(ENTRIES PROVIDED Opens)
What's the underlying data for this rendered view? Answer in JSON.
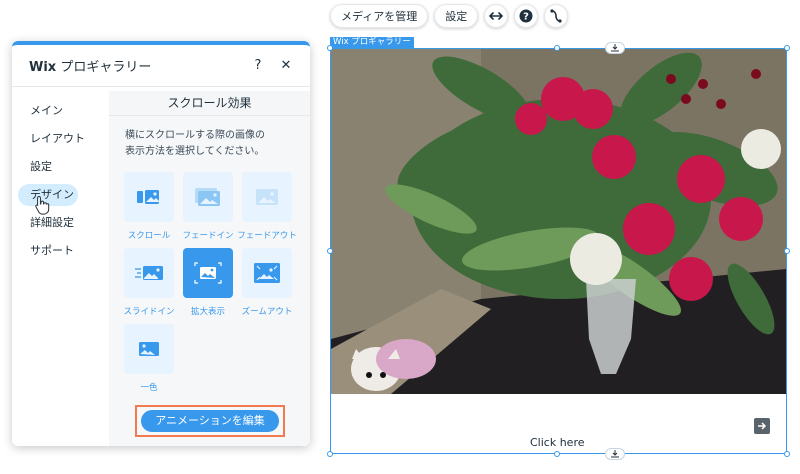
{
  "toolbar": {
    "manage_media": "メディアを管理",
    "settings": "設定",
    "icons": [
      "stretch-icon",
      "help-icon",
      "animation-icon"
    ]
  },
  "panel": {
    "title_bold": "Wix",
    "title_rest": " プロギャラリー",
    "help": "?",
    "close": "✕",
    "sidebar": [
      {
        "label": "メイン"
      },
      {
        "label": "レイアウト"
      },
      {
        "label": "設定"
      },
      {
        "label": "デザイン"
      },
      {
        "label": "詳細設定"
      },
      {
        "label": "サポート"
      }
    ],
    "section_title": "スクロール効果",
    "description": "横にスクロールする際の画像の表示方法を選択してください。",
    "options": [
      {
        "label": "スクロール",
        "icon": "scroll-icon"
      },
      {
        "label": "フェードイン",
        "icon": "fade-in-icon"
      },
      {
        "label": "フェードアウト",
        "icon": "fade-out-icon"
      },
      {
        "label": "スライドイン",
        "icon": "slide-in-icon"
      },
      {
        "label": "拡大表示",
        "icon": "expand-icon",
        "selected": true
      },
      {
        "label": "ズームアウト",
        "icon": "zoom-out-icon"
      },
      {
        "label": "一色",
        "icon": "one-color-icon"
      }
    ],
    "edit_animation": "アニメーションを編集"
  },
  "gallery": {
    "tag": "Wix プロギャラリー",
    "click_here": "Click here"
  },
  "colors": {
    "accent": "#3899ec",
    "highlight": "#f17a4e",
    "active_pill": "#d3edff"
  }
}
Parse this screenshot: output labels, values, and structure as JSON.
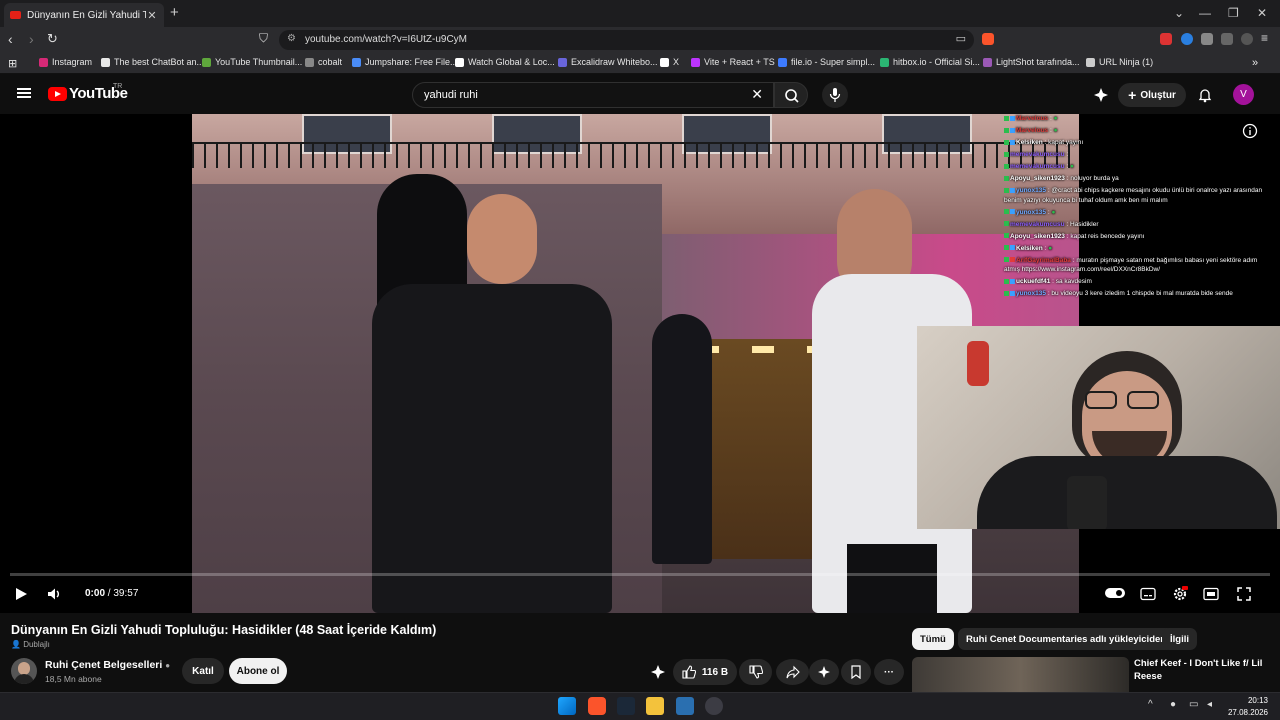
{
  "browser": {
    "tab_title": "Dünyanın En Gizli Yahudi Toplu",
    "url": "youtube.com/watch?v=I6UtZ-u9CyM",
    "bookmarks": [
      "Instagram",
      "The best ChatBot an...",
      "YouTube Thumbnail...",
      "cobalt",
      "Jumpshare: Free File...",
      "Watch Global & Loc...",
      "Excalidraw Whitebo...",
      "X",
      "Vite + React + TS",
      "file.io - Super simpl...",
      "hitbox.io - Official Si...",
      "LightShot tarafında...",
      "URL Ninja (1)"
    ],
    "bookmark_colors": [
      "#d62976",
      "#e8e8e8",
      "#5fa73c",
      "#888888",
      "#4a8cf7",
      "#ffffff",
      "#6965db",
      "#ffffff",
      "#bd34fe",
      "#3d7bff",
      "#2bb673",
      "#9b59b6",
      "#cccccc"
    ]
  },
  "youtube": {
    "logo_text": "YouTube",
    "region": "TR",
    "search_query": "yahudi ruhi",
    "create_label": "Oluştur",
    "avatar_letter": "V"
  },
  "player": {
    "time_current": "0:00",
    "time_total": "39:57",
    "progress": 0.0
  },
  "chat": [
    {
      "user": "Marvelous",
      "text": ":",
      "color": "#d93a3a"
    },
    {
      "user": "Marvelous",
      "text": ":",
      "color": "#d93a3a"
    },
    {
      "user": "Kelsiken",
      "text": ": kapat yayını",
      "color": "#ffffff"
    },
    {
      "user": "memevakumcusu",
      "text": ":",
      "color": "#8b5cf6"
    },
    {
      "user": "memevakumcusu",
      "text": ":",
      "color": "#8b5cf6"
    },
    {
      "user": "Apoyu_siken1923",
      "text": ": noluyor burda ya",
      "color": "#ffffff"
    },
    {
      "user": "yunox135",
      "text": ": @cract abi chips kaçkere mesajını okudu ünlü biri onalrce yazı arasından benim yazıyı okuyunca bi tuhaf oldum amk ben mi malım",
      "color": "#6fa8ff"
    },
    {
      "user": "yunox135",
      "text": ":",
      "color": "#6fa8ff"
    },
    {
      "user": "memevakumcusu",
      "text": ": Hasidikler",
      "color": "#8b5cf6"
    },
    {
      "user": "Apoyu_siken1923",
      "text": ": kapat reis bencede yayını",
      "color": "#ffffff"
    },
    {
      "user": "Kelsiken",
      "text": ":",
      "color": "#ffffff"
    },
    {
      "user": "ArifGayrimalBaba",
      "text": ": muratın pişmaye satan met bağımlısı babası yeni sektöre adım atmış https://www.instagram.com/reel/DXXnCr8BkDw/",
      "color": "#e23b3b"
    },
    {
      "user": "uckuefdf41",
      "text": ": sa kavdesim",
      "color": "#ffffff"
    },
    {
      "user": "yunox135",
      "text": ": bu videoyu 3 kere izledim 1 chispde bi mal muratda bide sende",
      "color": "#6fa8ff"
    }
  ],
  "video": {
    "title": "Dünyanın En Gizli Yahudi Topluluğu: Hasidikler (48 Saat İçeride Kaldım)",
    "dub_label": "Dublajlı",
    "channel": "Ruhi Çenet Belgeselleri",
    "subscribers": "18,5 Mn abone",
    "join_label": "Katıl",
    "subscribe_label": "Abone ol",
    "likes": "116 B"
  },
  "filters": [
    "Tümü",
    "Ruhi Cenet Documentaries adlı yükleyiciden",
    "İlgili"
  ],
  "recommended": {
    "title": "Chief Keef - I Don't Like f/ Lil Reese"
  },
  "taskbar": {
    "time": "20:13",
    "date": "27.08.2026"
  }
}
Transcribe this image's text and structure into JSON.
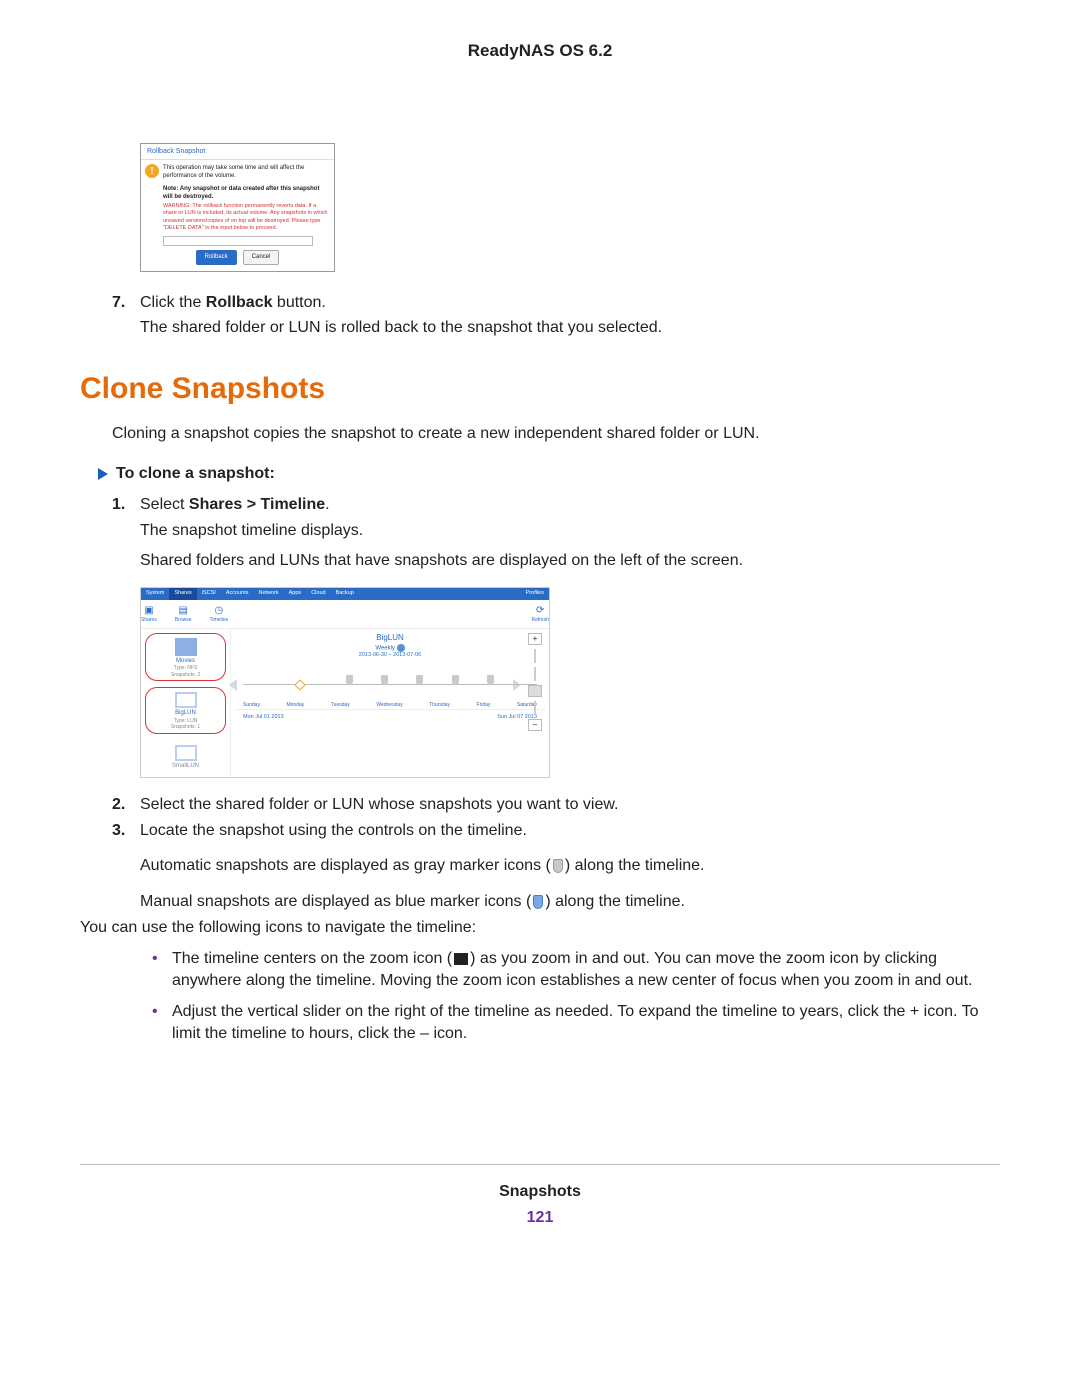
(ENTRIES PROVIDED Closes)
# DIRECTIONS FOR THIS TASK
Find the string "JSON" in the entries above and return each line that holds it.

# EXERCISE OUTPUT
What's the underlying data for this rendered view? Answer in JSON.
Parse this screenshot: output labels, values, and structure as JSON.
Transcribe this image's text and structure into JSON.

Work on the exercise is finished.